Is Rabbi Elliot Dorff An Atheist?
I've long suspected from his writings and lectures that the University of Judaism professor of ethics Elliot Dorff is an atheist but people keep disabusing me of the notion.
So I was in my Orthodox shul Friday night with Dr. Dorff's latest book, "To Do The Right And Good: A Jewish Approach to Modern Social Ethics." And I read this:
"Religion provides us...the transcendent (imaged in the Western World as God)."
"...[N]one of us can attain the vantage point that Judaism ascribes to God in His omniscience."
Now, ascribes is a word intellectuals use to denote the beliefs of the uninformed masses. Ascribes implies that the writer, an intellectual, knows the truth beneath the ascribing. If the intellectual believed what was ascribed, he wouldn't use the word ascribe.
In these sentences, it seems that Rabbi Dorff is not comfortable with proclaiming God's omniscience but only that Rabbi Dorrff's religion ascribes all-knowningness to this "God," which is only the way the Western World images the transcendent.
Trust me. I'm on the Piety Patrol, and this Rabbi Dorff, though a lovely human being who once invited to his home for a shabbos lunch and welcomed me into the Library Minyan at Beth Am (I was only there to do outreach for Orthodoxy), appears to be an apikoros (heretic) in sheep's clothing.
(Now I should know heresy because my family and I have been convicted of same.)
Though Friday night at my Orthodox shul, again, everyone kept assuring me that Rabbi Dorff, who they know personally, is a theist.
I got more out of the first third of the book (comparing Christianity and Americanism unfavorably with Judaism) than the rest with its discussions of "epistemological relativity" and care for the poor.
I did get a kick out of all the glowing praises for the book on the back cover by Rabbi Dorff's friends in the Conservative movement. Reminds me of Dennis Prager who also recruits his friends to write similar blurbs.
Read here Rabbi Dorff's debate with Prager on ordaining openly homosexual rabbis.
David Novak reviews Rabbi Dorff's book "Matters of Life and Death: A Jewish Approach to Modern Medical Ethics" here on First Things.com:
"Dorff abandons his traditionalist reasoning when he gets to the subject of human sexuality, specifically homosexuality. Dorff argues that the ban on homosexual acts, male or female, should be abrogated on "moral grounds." This is a truly radical position, since Jews have always understood the ancient ban on homosexual acts as scriptural in origin, hence immutable. Lifting the ban would be what the rabbis called "uprooting a whole body from the Torah"; no Jew who hears the Torah read in the synagogue could possibly think it valid Jewish teaching.
"Rabbi Dorff knows this as well as any other Jewish scholar. Yet he is relentless in his opposition to this prohibition and all its ramifications. At this point, one must raise questions not only about his grounds for radically deviating from the Torah and its tradition on this issue but, more basically, about the adequacy of his general theological position."

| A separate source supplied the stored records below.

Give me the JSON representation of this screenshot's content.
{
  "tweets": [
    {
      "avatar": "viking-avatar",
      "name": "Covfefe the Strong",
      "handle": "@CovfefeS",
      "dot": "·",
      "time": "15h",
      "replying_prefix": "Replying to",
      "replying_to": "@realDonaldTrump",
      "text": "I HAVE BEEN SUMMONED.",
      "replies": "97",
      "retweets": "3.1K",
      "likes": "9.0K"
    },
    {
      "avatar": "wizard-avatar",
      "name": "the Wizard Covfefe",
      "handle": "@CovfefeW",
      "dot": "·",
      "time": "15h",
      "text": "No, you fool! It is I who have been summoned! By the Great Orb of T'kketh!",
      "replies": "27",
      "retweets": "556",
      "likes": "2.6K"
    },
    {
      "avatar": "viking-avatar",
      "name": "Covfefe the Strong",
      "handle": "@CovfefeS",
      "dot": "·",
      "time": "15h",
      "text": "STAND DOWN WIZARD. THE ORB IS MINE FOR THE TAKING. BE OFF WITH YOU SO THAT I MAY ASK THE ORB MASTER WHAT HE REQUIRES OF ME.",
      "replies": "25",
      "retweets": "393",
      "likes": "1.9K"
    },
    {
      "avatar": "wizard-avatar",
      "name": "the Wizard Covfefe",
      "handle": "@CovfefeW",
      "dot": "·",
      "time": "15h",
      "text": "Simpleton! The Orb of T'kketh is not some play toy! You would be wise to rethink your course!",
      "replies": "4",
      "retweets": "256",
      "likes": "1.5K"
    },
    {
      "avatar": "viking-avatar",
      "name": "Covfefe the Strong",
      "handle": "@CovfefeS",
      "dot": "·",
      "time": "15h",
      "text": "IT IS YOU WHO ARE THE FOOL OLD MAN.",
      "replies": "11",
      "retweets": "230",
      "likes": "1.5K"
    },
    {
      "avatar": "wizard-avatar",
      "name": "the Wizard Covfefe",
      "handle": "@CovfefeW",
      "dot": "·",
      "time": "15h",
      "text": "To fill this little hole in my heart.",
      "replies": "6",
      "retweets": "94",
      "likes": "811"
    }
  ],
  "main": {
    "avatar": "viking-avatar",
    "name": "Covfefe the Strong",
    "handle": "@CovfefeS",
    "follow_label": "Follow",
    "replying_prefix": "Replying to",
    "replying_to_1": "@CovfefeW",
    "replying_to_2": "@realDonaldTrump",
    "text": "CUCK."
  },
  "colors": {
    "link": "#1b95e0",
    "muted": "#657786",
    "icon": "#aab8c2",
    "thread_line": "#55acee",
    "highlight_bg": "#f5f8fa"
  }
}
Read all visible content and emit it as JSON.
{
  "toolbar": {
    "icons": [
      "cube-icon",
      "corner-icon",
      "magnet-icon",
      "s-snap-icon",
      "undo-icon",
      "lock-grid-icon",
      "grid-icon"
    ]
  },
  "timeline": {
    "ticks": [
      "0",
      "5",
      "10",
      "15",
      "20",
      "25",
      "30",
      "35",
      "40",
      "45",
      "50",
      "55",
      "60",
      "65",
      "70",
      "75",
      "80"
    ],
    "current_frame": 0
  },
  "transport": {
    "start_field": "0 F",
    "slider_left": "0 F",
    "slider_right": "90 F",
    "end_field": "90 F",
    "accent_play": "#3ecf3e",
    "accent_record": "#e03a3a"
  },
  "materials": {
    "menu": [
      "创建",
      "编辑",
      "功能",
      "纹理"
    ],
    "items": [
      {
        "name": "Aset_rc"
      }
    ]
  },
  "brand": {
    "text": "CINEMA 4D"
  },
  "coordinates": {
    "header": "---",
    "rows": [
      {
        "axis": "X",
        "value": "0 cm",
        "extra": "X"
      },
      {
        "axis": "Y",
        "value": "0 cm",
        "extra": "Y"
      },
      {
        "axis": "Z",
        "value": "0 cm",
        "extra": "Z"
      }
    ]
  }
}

Rabbi Dorff replies: "I clearly know and stated several times over that the Torah and Rabbis were opposed to homosexuality. I even stated openly that most within my own Conservative movement do not agree with me on this issue. Prof. Novak may surely disagree with my arguments, but that is very different from suggesting that I have deliberately tried to mislead people—a charge that is both untrue and defamatory."
Professor Novak replies: "It is understandable why Elliot Dorff didn’t like my review of his book. No author likes sharp criticism. However, I stand by everything I said. His stand on homosexuality, even if only a small portion of his book, is the exception that proves the rule. By so cavalierly dismissing as unjust the traditional Jewish ban on homosexual acts—a ban undisputed throughout the whole history of Jewish law—he shows that this whole tradition is not normative for him, but only the source of selective guidance or misguidance. This is Reform Judaism, which Reform Jews at least admit is not a continuation of Normative Judaism. If Professor Dorff had only admitted that he is not really a halakhic (that is, traditionally normative) Jewish thinker, I would have reviewed his book very differently, differing with its view of Judaism to be sure, but not on grounds of inner inconsistency."
Blessed be G-d who hath created us for His glory and separated us from those who err... May He open our heart unto His doctrine...
Therefore we hope upon thee, L-rd our G-d, that the abominations of Reform and Conservative Judaism may be banished from the earth and that the vain idols of Christianity and Islam may be destroyed and that all sinners will turn to You and acknowledge that we Jews have been right all along. Amen.